TOO LITTE ATTENTION is paid to the screenwriters, many of whom manage to conjure up clear, credible stories out of vast tomes that dwell on the often un-filmable inner-life of people, and manage to contain it all within the two to three hour framework of a movie. And so this review pays homage to the English writer, William Nicholson whose craftsmanship has helped bring to life the magnificent “Gladiator”, Cate Blanchett’s “Elizabeth, the Golden Age” and (the risable) “First Knight”. It was his skill that was able to take Mandela’s biography (Mandela has been credited as one of the screen-writers) and fashion it, in “Mandela: Long Walk to Freedom”, into a taut, well acted, nicely directed and very human drama.
What could so easily have been a dramatized quasi-documentary history lesson is a fully-rounded, engagingly powerful story about a ‘born leader’. The story is about a man whose moral evolution segues from that of a flightily randy, self-absorbed striver (he was quite the ladies’ man) to a reluctant freedom-fighter, driven by anger and absorbed by the injustice of the system, to a man of peace and forgiveness dedicated to an almost impossible ideal of human togetherness.
Reviews have criticized the movie for being overly reverential, more about the icon than the man. I disagree – in “Mandela…” we meet someone who tries (and fails) to balance his role as a caring parent with that of a national leader. It was Shakespeare in the “Henry V” trilogy who first identified the inherent conflict between man as friend and father with man as leader and king. Henry V must shrug off the ‘humanity’ of his earlier incarnation as Prince Hal to become the august, and cold, leader of his fledgling nation. So too, we see, as Mandela’s life shifts from lover to leader that his world narrows away from the personal to the political. In the few moments when he was allowed to see his family (once every six months; and not until they were over sixteen), his conversations with Winnie and his daughter cannot stay away from what is his and, by extension, his family’s only reality: politics and the fight for freedom. One of the strengths of “Mandela…” is that, rather than glossing over the man and simply showing the icon, like “Henry V”, director Justin Chadwick (mainly TV stuff and “The Other Boleyn Girl”) and writer Nicholson allow us to see to extent to which Mandela must sacrifice the man, subvert his feelings, contain his anger, corral his sexual desires (when he’s finally re-united with a damaged, vengeance-driven Winnie) to become the icon of the great leader.
But this isn’t only Nelson’s long walk: the movie also clearly shows the tremendous role Winnie played – through violence and insurrection and guerilla tactics – in securing freedom and an equal vote. She too was incarcerated (for eighteen months in solitary) – an event that enabled her to channel her anger and fear into ruthless activism. Naomi Harris’ (Miss Moneypenny in “Skyfall”) “Winnie is a stunning (mini) portrait as we see her change over the years from the young blushing coquette to a stern, unbending revolutionary.
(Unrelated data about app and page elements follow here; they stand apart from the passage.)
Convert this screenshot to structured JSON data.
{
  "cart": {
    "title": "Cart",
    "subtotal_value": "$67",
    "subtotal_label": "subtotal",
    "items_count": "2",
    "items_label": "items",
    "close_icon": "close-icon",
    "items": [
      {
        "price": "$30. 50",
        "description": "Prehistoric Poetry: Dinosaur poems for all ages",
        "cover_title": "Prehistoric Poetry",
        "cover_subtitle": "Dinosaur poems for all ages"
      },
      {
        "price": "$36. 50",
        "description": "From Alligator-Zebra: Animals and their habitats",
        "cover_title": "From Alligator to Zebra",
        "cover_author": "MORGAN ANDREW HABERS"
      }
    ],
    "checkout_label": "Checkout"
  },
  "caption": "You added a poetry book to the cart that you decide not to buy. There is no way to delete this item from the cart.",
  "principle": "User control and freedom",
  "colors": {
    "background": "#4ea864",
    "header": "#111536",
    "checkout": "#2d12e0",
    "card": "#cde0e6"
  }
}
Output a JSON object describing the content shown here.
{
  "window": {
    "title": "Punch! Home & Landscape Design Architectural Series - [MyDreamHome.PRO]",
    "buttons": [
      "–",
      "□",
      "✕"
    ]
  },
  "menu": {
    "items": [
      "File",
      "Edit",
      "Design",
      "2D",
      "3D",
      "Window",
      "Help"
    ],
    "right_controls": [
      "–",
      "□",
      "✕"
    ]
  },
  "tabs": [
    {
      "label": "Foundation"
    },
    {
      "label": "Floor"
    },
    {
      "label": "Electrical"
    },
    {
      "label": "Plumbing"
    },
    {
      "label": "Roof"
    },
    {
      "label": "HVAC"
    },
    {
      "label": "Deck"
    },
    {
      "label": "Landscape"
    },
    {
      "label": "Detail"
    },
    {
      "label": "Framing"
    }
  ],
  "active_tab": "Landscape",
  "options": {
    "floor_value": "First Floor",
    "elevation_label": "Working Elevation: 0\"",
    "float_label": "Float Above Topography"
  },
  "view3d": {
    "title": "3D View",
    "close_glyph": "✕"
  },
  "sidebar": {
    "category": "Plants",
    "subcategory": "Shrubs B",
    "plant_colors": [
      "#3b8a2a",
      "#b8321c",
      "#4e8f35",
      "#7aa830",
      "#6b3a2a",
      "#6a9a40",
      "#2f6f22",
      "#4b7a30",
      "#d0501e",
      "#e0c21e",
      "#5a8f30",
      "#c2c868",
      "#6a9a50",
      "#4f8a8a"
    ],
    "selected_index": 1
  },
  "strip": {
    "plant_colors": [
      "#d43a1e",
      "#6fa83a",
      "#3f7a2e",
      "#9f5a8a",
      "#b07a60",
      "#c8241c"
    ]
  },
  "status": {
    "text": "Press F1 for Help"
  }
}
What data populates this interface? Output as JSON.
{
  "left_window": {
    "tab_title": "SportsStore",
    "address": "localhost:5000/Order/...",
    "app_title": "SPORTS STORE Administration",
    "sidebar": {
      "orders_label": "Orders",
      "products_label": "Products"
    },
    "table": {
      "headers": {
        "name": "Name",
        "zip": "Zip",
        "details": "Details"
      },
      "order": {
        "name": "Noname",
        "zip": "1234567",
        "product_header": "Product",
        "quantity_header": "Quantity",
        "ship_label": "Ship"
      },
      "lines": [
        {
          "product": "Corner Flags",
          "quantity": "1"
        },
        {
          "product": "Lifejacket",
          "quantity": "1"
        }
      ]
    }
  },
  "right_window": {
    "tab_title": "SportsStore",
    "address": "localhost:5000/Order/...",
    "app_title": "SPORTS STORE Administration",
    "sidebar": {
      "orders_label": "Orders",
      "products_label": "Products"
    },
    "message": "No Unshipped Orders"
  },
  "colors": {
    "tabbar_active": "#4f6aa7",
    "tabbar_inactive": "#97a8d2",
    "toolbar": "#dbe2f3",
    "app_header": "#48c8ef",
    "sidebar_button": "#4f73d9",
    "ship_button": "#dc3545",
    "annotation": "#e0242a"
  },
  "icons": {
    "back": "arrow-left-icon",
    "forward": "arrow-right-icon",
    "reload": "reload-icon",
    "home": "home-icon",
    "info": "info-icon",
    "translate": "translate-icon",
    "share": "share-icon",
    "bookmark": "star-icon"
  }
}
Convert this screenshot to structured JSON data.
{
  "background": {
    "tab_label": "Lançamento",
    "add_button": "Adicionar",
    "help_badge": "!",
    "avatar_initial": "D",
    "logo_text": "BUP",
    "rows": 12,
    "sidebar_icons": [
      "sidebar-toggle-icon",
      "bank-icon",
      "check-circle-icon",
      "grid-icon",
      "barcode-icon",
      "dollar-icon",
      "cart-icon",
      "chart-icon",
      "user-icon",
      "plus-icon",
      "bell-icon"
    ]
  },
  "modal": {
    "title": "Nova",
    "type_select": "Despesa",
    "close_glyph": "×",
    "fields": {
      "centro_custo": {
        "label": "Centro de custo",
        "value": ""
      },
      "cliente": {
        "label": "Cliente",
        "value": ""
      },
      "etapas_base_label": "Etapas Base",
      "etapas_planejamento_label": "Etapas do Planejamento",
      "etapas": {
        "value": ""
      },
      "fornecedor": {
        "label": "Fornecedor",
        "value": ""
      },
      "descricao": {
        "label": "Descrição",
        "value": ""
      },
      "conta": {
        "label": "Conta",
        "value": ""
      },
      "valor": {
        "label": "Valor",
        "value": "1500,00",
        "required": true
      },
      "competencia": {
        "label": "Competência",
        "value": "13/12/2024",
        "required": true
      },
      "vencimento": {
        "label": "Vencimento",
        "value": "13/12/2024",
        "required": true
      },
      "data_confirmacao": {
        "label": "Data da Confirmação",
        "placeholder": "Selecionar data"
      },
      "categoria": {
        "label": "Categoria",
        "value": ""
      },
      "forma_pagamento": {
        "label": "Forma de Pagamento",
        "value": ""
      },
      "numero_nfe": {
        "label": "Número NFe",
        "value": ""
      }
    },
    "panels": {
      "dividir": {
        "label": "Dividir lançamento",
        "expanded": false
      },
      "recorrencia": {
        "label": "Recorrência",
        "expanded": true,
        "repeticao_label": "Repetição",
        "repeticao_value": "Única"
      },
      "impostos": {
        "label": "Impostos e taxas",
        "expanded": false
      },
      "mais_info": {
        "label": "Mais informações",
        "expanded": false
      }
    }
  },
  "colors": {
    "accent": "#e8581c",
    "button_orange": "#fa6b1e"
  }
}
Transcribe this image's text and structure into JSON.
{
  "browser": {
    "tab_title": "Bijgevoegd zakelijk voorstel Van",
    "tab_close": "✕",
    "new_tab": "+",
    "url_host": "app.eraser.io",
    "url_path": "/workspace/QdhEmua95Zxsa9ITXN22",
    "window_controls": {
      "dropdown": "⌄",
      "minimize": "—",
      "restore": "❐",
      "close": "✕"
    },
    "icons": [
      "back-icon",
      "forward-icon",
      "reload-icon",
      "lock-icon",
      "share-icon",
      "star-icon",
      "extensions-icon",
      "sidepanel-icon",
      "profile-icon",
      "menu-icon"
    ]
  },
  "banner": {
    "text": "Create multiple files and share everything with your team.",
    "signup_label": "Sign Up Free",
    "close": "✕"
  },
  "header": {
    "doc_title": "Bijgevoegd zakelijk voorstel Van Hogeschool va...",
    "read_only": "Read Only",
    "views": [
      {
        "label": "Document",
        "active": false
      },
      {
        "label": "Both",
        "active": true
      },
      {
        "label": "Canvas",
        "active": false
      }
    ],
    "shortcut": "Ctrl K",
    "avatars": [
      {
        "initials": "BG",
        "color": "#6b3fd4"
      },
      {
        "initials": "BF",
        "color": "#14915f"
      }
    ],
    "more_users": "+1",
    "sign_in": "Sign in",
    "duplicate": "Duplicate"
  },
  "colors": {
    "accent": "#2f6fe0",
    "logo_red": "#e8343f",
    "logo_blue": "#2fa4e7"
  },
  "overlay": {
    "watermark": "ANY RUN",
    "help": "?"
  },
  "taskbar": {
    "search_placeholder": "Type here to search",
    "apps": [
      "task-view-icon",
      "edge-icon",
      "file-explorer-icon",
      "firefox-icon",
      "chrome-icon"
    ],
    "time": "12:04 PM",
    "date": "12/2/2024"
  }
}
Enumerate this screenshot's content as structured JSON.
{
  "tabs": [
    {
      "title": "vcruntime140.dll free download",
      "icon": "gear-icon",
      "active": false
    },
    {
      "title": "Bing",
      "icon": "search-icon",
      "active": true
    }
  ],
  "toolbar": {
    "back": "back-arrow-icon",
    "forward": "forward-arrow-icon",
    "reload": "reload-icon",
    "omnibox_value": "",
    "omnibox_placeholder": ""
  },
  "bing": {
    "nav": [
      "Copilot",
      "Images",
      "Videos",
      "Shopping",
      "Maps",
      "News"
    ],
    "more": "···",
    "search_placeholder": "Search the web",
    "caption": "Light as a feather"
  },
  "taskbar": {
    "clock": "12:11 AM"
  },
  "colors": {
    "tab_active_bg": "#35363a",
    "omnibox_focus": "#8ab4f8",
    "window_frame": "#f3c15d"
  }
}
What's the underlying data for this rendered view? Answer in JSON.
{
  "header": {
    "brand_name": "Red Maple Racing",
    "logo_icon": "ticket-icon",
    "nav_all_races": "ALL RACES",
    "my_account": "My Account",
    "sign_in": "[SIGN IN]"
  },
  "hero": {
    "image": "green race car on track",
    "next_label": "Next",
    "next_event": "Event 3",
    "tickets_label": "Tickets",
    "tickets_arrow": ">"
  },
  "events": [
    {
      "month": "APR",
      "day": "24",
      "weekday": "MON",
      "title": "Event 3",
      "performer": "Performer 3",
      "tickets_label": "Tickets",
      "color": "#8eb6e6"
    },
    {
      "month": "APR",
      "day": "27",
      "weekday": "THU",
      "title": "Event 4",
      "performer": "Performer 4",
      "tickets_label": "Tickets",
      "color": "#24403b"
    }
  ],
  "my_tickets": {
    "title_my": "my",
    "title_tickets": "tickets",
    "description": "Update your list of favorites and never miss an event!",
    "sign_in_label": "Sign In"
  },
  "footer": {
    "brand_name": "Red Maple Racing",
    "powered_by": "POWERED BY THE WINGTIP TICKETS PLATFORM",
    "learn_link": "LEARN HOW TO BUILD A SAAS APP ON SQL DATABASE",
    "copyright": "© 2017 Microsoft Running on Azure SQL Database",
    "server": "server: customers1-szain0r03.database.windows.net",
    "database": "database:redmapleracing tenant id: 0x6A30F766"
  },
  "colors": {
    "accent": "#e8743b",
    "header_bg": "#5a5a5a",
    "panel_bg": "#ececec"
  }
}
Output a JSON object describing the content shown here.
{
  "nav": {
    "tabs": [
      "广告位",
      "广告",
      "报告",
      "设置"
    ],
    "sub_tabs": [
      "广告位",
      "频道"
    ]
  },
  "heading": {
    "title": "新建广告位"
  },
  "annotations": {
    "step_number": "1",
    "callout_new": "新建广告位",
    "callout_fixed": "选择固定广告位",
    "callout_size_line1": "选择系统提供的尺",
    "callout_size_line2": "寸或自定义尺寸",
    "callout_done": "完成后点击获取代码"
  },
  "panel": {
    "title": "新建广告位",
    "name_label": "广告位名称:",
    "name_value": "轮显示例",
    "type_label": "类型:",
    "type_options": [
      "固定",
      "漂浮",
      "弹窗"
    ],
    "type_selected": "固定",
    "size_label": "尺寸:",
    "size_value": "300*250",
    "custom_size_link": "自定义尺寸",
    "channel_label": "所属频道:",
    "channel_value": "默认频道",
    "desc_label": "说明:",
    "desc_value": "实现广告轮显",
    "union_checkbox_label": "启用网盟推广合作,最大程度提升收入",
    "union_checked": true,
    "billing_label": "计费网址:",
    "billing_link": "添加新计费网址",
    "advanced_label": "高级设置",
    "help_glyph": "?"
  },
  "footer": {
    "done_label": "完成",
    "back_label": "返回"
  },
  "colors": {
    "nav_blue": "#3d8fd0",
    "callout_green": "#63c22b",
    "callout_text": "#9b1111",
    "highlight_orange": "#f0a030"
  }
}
At the heart of the movie lies this dialogue between the role of insurrection v that of pacifism. At one moment, after years in prison, Mandela comes face to face with a group of younger prisoners, fellow-freedom fighters/seekers, who seethe with anger and for whom the icon of the struggle is just a bent, broken, passive old man tending his tomatoes in prison. What Mandela shows them is that all struggles progress and leadership lies in understanding how to respond to its phases. The movie (and probably the book, which I have not read) suggests that both forces – anger/resistance/terrorism as well as the force of forgiveness – are necessary. Winnie was as important as Nelson. His strength was in recognizing when it was necessary to change; together they brought South African freedom, but only his grander vision secured its future.
Idris Elba’s Mandela is a towering piece of acting. Though physically as an aged Mandela, he looks more like Sydney Poitier than Mandela, the actor manages to show a character criss-crossed by tensions, contradictions and restraint. He creates a Mandela as a man of action tempered by introspection and driven by almost super-human ideals.
Elba, or Idrissa Akuna Elba, (most people will recognize him from “Luther” and “The Wire”; along with other gems such as “Thor”, “Ghost Rider” and that modern classic, “Pacific Rim”), a Londoner of Sierra Leonese and Ghanian ancestry, is part of a wonderful flowering of extraordinary Black English talent. He joins Chiwetel Ejiofor (“12 Years a Slave”) – of Nigerian heritage; David Harewood ( as CIA director David Estes in “Homeland”) and Adrian Lester (recent OBE winner and lead in the National’s outstanding production of “Othello”), both of Caribbean heritage, to lead a renaissance of Black acting in the UK. Add to them Steve McQueen, who directed “12 Years…” and you feel there’s something very special occurring right now in England.